The Red Raiders’ Big 12 opener has been on the schedule for Sept. 26 at Iowa State, but that, too, is uncertain with a revised conference schedule possible. The Big 12 championship game is set for Dec. 5, but the Big 12 announcement said the game could be moved back to Dec. 12 or Dec. 19 to allow for schedule flexibility.
That means the conference regular-season schedule could be rearranged as well.
“I expect it will be modified,” Schovanec said, “because there is discussion of moving the championship back a week or two, which creates more open dates and more flexibility as we deal with the issues that may come up. So I would anticipate dates will be changed, but I’m not 100 percent certain.”
The Red Raiders are scheduled to begin preseason practice on Friday. However, NCAA rules stipulate practices may not begin earlier than 29 days before a team’s season opener.
Texas Tech had already lost two of its three non-conference dates: the Sept. 12 home opener against Alabama State that fell through when the Southwestern Athletic Conference postponed fall sports and a Sept. 19 home game against Arizona that was nixed by the Pac-12′s decision to play a conference-only schedule.
Presumably, that frees Tech from contract obligations that called for Tech to pay game guarantees of $300,000 to Alabama State and $400,000 to Arizona.

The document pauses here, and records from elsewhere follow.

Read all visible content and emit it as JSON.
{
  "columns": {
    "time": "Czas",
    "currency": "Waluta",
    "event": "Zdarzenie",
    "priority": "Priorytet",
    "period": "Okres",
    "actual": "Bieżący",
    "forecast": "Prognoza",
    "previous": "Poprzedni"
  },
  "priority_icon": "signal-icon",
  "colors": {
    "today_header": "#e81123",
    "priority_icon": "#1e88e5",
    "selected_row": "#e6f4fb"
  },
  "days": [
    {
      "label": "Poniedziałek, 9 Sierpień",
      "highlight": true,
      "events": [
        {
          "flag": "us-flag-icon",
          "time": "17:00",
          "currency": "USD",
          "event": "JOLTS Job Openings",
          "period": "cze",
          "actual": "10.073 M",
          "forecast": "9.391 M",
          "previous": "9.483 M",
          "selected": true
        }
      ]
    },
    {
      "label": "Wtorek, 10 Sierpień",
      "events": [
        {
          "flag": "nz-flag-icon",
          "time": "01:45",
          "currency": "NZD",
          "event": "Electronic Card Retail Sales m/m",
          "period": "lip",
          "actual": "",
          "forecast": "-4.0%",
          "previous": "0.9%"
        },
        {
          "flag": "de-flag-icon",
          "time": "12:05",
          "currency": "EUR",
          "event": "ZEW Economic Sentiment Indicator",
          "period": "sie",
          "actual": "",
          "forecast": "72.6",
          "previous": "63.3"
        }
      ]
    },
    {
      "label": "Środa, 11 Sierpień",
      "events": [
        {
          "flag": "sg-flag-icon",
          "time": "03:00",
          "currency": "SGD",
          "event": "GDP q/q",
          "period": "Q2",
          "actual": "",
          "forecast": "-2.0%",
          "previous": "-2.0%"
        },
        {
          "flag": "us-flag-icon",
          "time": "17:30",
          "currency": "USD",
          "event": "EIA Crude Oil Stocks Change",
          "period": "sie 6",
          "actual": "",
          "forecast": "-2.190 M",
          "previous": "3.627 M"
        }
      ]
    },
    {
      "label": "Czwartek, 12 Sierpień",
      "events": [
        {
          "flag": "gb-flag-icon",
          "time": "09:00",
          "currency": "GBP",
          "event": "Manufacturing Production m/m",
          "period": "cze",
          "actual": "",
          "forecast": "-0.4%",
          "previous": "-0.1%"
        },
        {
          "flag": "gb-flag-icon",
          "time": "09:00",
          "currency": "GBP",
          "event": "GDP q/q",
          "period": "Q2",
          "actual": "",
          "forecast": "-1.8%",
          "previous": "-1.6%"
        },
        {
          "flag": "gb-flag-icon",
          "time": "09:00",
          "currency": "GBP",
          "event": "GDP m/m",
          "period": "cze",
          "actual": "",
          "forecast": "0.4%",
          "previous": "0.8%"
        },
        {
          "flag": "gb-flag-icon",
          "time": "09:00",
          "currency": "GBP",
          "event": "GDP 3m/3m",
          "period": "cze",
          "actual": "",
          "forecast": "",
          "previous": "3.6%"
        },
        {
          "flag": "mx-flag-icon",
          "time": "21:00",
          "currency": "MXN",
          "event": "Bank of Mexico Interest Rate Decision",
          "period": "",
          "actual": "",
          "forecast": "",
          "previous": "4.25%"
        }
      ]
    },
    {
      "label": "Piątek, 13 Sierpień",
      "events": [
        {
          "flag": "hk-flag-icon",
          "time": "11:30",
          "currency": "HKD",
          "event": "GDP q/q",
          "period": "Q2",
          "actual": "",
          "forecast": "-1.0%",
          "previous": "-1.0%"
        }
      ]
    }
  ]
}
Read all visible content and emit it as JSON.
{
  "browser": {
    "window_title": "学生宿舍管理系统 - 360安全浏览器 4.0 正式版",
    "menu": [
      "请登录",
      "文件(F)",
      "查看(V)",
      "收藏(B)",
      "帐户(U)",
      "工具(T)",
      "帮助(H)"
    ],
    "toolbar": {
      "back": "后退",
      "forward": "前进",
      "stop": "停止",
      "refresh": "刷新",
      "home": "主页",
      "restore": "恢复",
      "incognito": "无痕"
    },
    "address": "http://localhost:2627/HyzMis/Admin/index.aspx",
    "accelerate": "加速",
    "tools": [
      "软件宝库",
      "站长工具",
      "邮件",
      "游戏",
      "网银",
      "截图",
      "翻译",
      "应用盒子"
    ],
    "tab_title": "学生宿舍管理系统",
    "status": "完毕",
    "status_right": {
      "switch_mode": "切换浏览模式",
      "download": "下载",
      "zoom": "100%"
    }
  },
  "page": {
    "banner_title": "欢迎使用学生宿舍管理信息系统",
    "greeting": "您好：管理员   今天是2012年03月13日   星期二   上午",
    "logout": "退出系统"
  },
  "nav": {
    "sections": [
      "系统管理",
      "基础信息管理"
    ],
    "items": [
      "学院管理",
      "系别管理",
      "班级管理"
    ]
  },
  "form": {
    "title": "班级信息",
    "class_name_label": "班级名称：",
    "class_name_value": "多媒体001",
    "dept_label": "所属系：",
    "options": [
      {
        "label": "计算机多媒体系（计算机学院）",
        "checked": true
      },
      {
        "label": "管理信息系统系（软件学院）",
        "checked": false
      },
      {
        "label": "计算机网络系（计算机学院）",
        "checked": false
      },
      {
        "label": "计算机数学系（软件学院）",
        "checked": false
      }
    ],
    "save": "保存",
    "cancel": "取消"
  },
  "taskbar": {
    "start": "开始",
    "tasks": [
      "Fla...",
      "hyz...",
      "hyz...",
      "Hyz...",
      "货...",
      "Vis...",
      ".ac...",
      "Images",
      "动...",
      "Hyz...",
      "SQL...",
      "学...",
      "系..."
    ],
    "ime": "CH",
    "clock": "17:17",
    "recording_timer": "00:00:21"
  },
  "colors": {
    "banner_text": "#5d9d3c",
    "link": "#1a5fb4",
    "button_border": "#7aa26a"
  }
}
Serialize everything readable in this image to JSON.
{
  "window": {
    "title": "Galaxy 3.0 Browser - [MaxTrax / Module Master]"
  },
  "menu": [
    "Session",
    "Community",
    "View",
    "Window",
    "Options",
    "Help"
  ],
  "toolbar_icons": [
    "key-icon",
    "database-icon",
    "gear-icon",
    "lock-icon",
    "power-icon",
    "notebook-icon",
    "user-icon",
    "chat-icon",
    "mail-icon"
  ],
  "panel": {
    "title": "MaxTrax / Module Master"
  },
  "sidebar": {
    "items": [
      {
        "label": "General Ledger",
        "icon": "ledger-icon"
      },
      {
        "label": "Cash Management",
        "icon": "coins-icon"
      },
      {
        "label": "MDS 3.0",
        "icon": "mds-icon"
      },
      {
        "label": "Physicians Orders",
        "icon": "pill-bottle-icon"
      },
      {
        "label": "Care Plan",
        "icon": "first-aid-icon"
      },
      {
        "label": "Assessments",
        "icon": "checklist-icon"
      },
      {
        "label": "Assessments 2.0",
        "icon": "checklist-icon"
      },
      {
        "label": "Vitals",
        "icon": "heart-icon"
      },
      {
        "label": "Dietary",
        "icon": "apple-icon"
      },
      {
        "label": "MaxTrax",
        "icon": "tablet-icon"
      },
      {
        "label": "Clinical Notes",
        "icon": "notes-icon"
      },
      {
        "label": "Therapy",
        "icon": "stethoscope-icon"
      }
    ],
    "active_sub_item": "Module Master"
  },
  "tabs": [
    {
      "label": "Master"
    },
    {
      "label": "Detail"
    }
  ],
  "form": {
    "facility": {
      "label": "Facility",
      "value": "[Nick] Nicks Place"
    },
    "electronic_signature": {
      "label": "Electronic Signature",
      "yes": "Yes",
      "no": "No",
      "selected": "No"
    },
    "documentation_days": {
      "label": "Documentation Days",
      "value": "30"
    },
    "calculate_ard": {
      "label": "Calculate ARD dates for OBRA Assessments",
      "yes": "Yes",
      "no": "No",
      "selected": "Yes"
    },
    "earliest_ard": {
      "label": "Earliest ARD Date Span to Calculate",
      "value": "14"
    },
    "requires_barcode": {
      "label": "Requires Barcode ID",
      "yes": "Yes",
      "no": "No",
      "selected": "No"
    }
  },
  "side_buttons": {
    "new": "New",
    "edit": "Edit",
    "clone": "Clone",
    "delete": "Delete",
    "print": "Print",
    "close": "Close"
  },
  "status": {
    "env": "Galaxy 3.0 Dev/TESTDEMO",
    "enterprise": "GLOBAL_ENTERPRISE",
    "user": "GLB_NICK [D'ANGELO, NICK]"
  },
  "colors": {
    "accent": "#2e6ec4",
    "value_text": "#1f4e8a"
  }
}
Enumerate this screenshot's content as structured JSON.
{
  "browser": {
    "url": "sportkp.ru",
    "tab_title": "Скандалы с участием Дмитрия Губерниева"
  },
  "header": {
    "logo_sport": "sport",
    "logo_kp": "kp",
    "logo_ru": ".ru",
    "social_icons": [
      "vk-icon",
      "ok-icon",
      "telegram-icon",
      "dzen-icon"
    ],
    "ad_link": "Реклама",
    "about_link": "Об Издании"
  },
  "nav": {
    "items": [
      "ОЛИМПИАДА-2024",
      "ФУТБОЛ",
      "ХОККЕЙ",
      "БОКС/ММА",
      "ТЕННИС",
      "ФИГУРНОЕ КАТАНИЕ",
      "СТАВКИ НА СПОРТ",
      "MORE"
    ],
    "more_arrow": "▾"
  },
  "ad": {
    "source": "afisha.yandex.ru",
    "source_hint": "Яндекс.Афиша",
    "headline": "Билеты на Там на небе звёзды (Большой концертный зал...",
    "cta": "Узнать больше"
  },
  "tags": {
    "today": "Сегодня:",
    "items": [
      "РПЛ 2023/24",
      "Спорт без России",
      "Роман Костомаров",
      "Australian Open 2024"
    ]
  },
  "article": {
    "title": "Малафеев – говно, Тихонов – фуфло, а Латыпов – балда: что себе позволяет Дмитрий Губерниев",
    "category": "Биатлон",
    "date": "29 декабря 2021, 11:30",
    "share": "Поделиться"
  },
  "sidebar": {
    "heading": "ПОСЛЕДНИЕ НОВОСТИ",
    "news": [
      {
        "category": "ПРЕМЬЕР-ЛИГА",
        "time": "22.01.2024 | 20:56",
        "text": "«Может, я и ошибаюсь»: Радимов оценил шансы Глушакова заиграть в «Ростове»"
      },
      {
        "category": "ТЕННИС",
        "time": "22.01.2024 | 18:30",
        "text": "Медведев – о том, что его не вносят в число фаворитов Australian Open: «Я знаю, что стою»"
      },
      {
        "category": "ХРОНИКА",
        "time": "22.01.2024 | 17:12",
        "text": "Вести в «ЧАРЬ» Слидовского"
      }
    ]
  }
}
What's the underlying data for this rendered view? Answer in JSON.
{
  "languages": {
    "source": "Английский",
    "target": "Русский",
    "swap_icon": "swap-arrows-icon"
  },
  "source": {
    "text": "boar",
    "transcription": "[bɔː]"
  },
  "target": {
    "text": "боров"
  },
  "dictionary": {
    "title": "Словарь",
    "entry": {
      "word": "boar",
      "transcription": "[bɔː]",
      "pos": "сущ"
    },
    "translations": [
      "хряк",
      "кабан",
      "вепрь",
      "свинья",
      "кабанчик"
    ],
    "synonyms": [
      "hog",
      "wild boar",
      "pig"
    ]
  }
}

After each of those games fell through, Hocutt set about to replace them. Hocutt already had lined up two replacements for a 12-game schedule, but “given the sentiment of others in the league,” Schovanec said “I didn’t think that was ever going to happen.”
“As the meeting began (Monday), some of the presidents expressed their preferences,” Schovanec said, “and it ranged from 12 games to just nine games, conference only. I was in the group that felt the nine-plus-one was a reasonable compromise. And I was among the group of presidents that felt we needed to have a united decision, and that’s where we ended up after some discussion.”
None of the other four power-five conferences had opted for a 12-game schedule. Schovanec acknowledged that influenced the Big 12′s decision.
“I believe we would’ve been perceived as being tone-deaf to the risks and the complications we’d face if we’d gone to a 12-game schedule,” he said.
By choosing a full conference schedule, plus one non-conference home game, the Big 12 can deliver 55 games for its television partners ESPN and FOX, only two fewer than what the contracts are based on.
“If the 10 teams all broadcast their home game — that’s what we anticipate — we’ll deliver 55 of that planned 57 games,” Schovanec said. “Otherwise, at 45 (conference games only), it would be about $35 million of lost revenue.”
Schovanec said that topic did not come up in Monday’s discussion, however.
“That wasn’t a pivotal point: ‘Let’s play games and get the money,’ ” he said. “The issues that were discussed was what was manageable. How could you construct a schedule that had enough flexibility with open dates to deal with the possible complications that will arise?
“And also we had doctors on the call and they had presented sort of a planned policy for health protocols for the season. We wanted them to be there to speak to the issue of the safety of the student-athletes.”
The Big Ten publicly announced on July 9 that it would play a conference-only schedule this season, and the next day the Pac-12 did the same. The Big Ten has not announced a revised schedule. The Pac-12 plans to begin Sept. 26.
Last Wednesday, the Atlantic Coast Conference announced its football teams will start the season the week of Sept. 7-12 and play 10 conference games and one non-conference game. The ACC will play over 13 weeks, giving each team two open dates.
Last Thursday, Southeastern Conference presidents and chancellors adopted a 10-game, conference-only schedule to begin Sept. 26. Ten conference games is two more than usual for the SEC.
Some Big 12 teams have already started preseason practice, with Kansas and Oklahoma slated to play FCS teams on Aug. 29.